The routine consists of varies fundamental movement skills, such as change of direction and agility. In this routine the players are going to run, tap cones, chase or escape from the opponent within three different levels. The exercise relies on multidirectional tasks and the players ’ability to anticipate by responding quickly to contextual perturbations. The environment is challenging and dynamic. 

→ Place 16 cones (4 lines – 2 squared court) along the side-lines.
→ 8 players (minimum).
→ Each player will start from a baseline position.

Players need to score points by passing from one side to another without being touched by the defender, who will interfere with this happening after that both players have tapped (or crossed over) the given cones. However, this goal has to be pursued always remembering to perform change of directions with optimal body posture.
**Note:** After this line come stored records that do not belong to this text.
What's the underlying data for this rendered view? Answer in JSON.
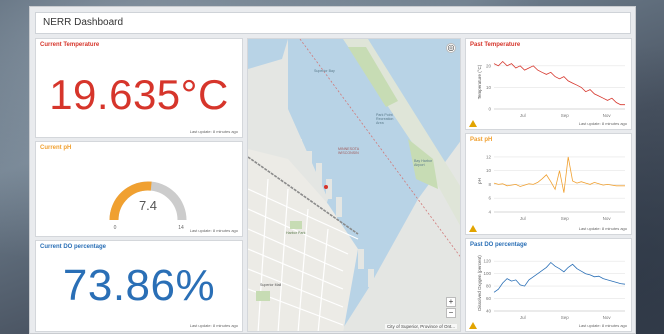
{
  "dashboard": {
    "title": "NERR Dashboard"
  },
  "current_temperature": {
    "title": "Current Temperature",
    "value": "19.635°C",
    "last_update": "Last update: 8 minutes ago",
    "color": "#d6352b"
  },
  "current_ph": {
    "title": "Current pH",
    "value": "7.4",
    "min": "0",
    "max": "14",
    "gauge_fraction": 0.53,
    "last_update": "Last update: 8 minutes ago",
    "color": "#f0a030"
  },
  "current_do": {
    "title": "Current DO percentage",
    "value": "73.86%",
    "last_update": "Last update: 8 minutes ago",
    "color": "#2a6fb6"
  },
  "map": {
    "labels": [
      "Superior Bay",
      "MINNESOTA WISCONSIN",
      "Park Point Recreation Area",
      "Bay Harbor Airport",
      "Harbor Park",
      "Superior Mall"
    ],
    "attribution": "City of Superior, Province of Ont...",
    "zoom_in": "+",
    "zoom_out": "−"
  },
  "past_temperature": {
    "title": "Past Temperature",
    "last_update": "Last update: 8 minutes ago",
    "color": "#d6352b"
  },
  "past_ph": {
    "title": "Past pH",
    "last_update": "Last update: 8 minutes ago",
    "color": "#f0a030"
  },
  "past_do": {
    "title": "Past DO percentage",
    "last_update": "Last update: 8 minutes ago",
    "color": "#2a6fb6"
  },
  "chart_data": [
    {
      "type": "line",
      "ylabel": "Temperature (°C)",
      "x_ticks": [
        "Jul",
        "Sep",
        "Nov"
      ],
      "y_ticks": [
        0,
        10,
        20
      ],
      "ylim": [
        0,
        25
      ],
      "series": [
        {
          "values": [
            21,
            20,
            22,
            20,
            21,
            19,
            20,
            18,
            19,
            20,
            18,
            17,
            16,
            17,
            15,
            14,
            15,
            13,
            12,
            11,
            10,
            8,
            9,
            7,
            6,
            5,
            4,
            5,
            3,
            2,
            2
          ]
        }
      ]
    },
    {
      "type": "line",
      "ylabel": "pH",
      "x_ticks": [
        "Jul",
        "Sep",
        "Nov"
      ],
      "y_ticks": [
        4,
        6,
        8,
        10,
        12
      ],
      "ylim": [
        4,
        13
      ],
      "series": [
        {
          "values": [
            8.2,
            8.0,
            8.1,
            7.8,
            7.9,
            8.0,
            7.7,
            7.9,
            8.1,
            8.0,
            8.3,
            8.8,
            9.4,
            8.4,
            7.3,
            10.0,
            6.8,
            12.0,
            8.5,
            8.2,
            8.4,
            8.2,
            8.0,
            8.3,
            8.1,
            7.9,
            8.0,
            7.9,
            7.8,
            7.8,
            7.8
          ]
        }
      ]
    },
    {
      "type": "line",
      "ylabel": "Dissolved Oxygen (percent)",
      "x_ticks": [
        "Jul",
        "Sep",
        "Nov"
      ],
      "y_ticks": [
        40,
        60,
        80,
        100,
        120
      ],
      "ylim": [
        40,
        130
      ],
      "series": [
        {
          "values": [
            70,
            75,
            85,
            92,
            88,
            90,
            82,
            80,
            90,
            95,
            100,
            105,
            110,
            118,
            112,
            108,
            103,
            110,
            115,
            108,
            104,
            100,
            98,
            95,
            96,
            92,
            90,
            88,
            86,
            84,
            83
          ]
        }
      ]
    }
  ]
}
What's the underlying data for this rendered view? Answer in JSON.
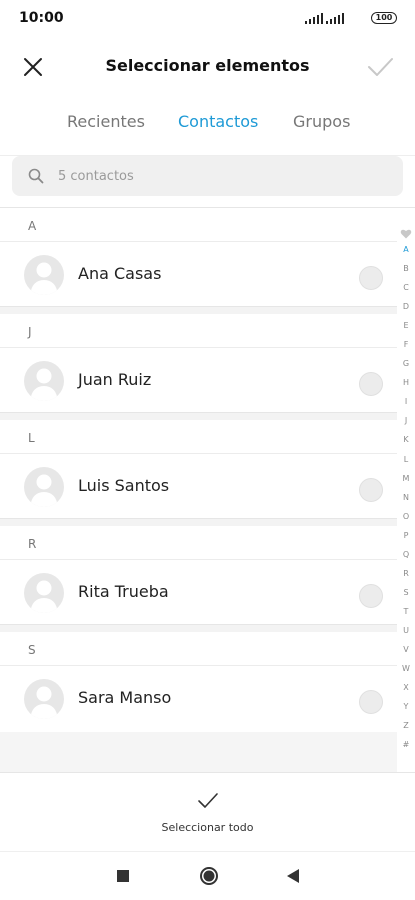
{
  "status_bar": {
    "time": "10:00",
    "battery": "100"
  },
  "header": {
    "title": "Seleccionar elementos",
    "close_icon": "close-icon",
    "confirm_icon": "check-icon"
  },
  "tabs": [
    {
      "label": "Recientes",
      "active": false
    },
    {
      "label": "Contactos",
      "active": true
    },
    {
      "label": "Grupos",
      "active": false
    }
  ],
  "search": {
    "placeholder": "5 contactos"
  },
  "sections": [
    {
      "letter": "A",
      "contacts": [
        {
          "name": "Ana Casas",
          "selected": false
        }
      ]
    },
    {
      "letter": "J",
      "contacts": [
        {
          "name": "Juan Ruiz",
          "selected": false
        }
      ]
    },
    {
      "letter": "L",
      "contacts": [
        {
          "name": "Luis Santos",
          "selected": false
        }
      ]
    },
    {
      "letter": "R",
      "contacts": [
        {
          "name": "Rita Trueba",
          "selected": false
        }
      ]
    },
    {
      "letter": "S",
      "contacts": [
        {
          "name": "Sara Manso",
          "selected": false
        }
      ]
    }
  ],
  "alphabet_index": {
    "favorites_icon": "heart-icon",
    "active_letter": "A",
    "letters": [
      "A",
      "B",
      "C",
      "D",
      "E",
      "F",
      "G",
      "H",
      "I",
      "J",
      "K",
      "L",
      "M",
      "N",
      "O",
      "P",
      "Q",
      "R",
      "S",
      "T",
      "U",
      "V",
      "W",
      "X",
      "Y",
      "Z",
      "#"
    ]
  },
  "bottom_action": {
    "label": "Seleccionar todo",
    "icon": "check-icon"
  },
  "colors": {
    "accent": "#1e9ad6"
  }
}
In this routine the players are going to run, tap cones, chase or escape from the opponent within three different levels.



Decision making will stimulate adaptive motor control: Multidirectional skills in an open unpredictable environment are incorporated, defender/attackers must anticipate/react depending on quick changes in the environment (e.g. other players, cone color change, ball)

Implicit motor learning: Children will need to pay attention to the constantly changing environment and implicit learning is stimulated with the analogies/external focus examples of instructions/feedback to improve body posture while changing directions.

Challenge/Fun: Beating the opponent (challenge) to collect a winning point (fun/gamification by making this a tag game). This means agility/changing direction is practiced with some pressure (i.e. time pressure or earning points, making space smaller creates a challenge).

Motivation: Enhanced by providing autonomy and replicating various realistic in game situations (tasks, goals, scores, defender/attacker) stimulating a safe challenge between players (e.g.: give a point when successfully defended will increase the competition between players).

Autonomy: Make the players choose or control different aspect of the play (e.g.: role attacker/defender, which sequence of cone to be tapped, practice with or without a ball, etc.).

Competence: Feeling of competence is created by giving the child option to choose a variation of the exercise (by means of level or material).

Relatedness: Feeling of relatedness is created by the sport specificity with their peers + by feeling most related by which option they have chosen from


  • Coach can let the players move around the cones instead of tapping.
  • Coach can give the attacker/defender the opportunity to stop at one cone between 1 to 3 seconds. 
  • Players can determine the number of seconds autonomously; the others will then be stimulated to react faster (inhibition-anticipation) (increases challenge-increased fun). 
  • Make ‘moving optimally’ a game. That means player A and/or D can get points by landing correctly (in terms of landing technique for the prevention goal – coach will observe).
  • Adding balls: players have to tap the cones, reach a ball (displaced around the court) and pass it to the teammate at the starting position before crossing the opponent’s sideline.
  • Adding balls: place one ball on the defenders side of the field. Attacker needs to pick up the ball while running and dribble with the ball towards the opponents sideline.
  • Adding time pressure: whoever/which team scores most goals (point) within that time ?

Same setting as intermediate exercise but:

  • The defender now can autonomously decide which cone he/she will touch first.
  • Player A has to tap the respective cone on the other sideline
  • The attackers (A) plays against the defenders (D).
    – The attacker will tap the red or the yellow cone, before accelerating to the other
    side of the field. 
  • Player A has the autonomy to touch two cones (one for each side). 
  • Before trying to tap player A before s/he is crossing the opponent’s baseline,
    player D must first mirror player A and tap the cone on the same side,
  • As soon as player A starts the game, player D will also immediately start.
  • Then player A must try to avoid being touched (tap) by player D, while running
    towards player D’s side (starting line)

Same setting as intermediate exercise but:

  • Now, the attacker (player A) has just to reach and cross the opponent’s (player B) baseline on the other side.
  • He doesn’t have to tap any cone anymore.
  • With fake moves he must get and stay away from the defender.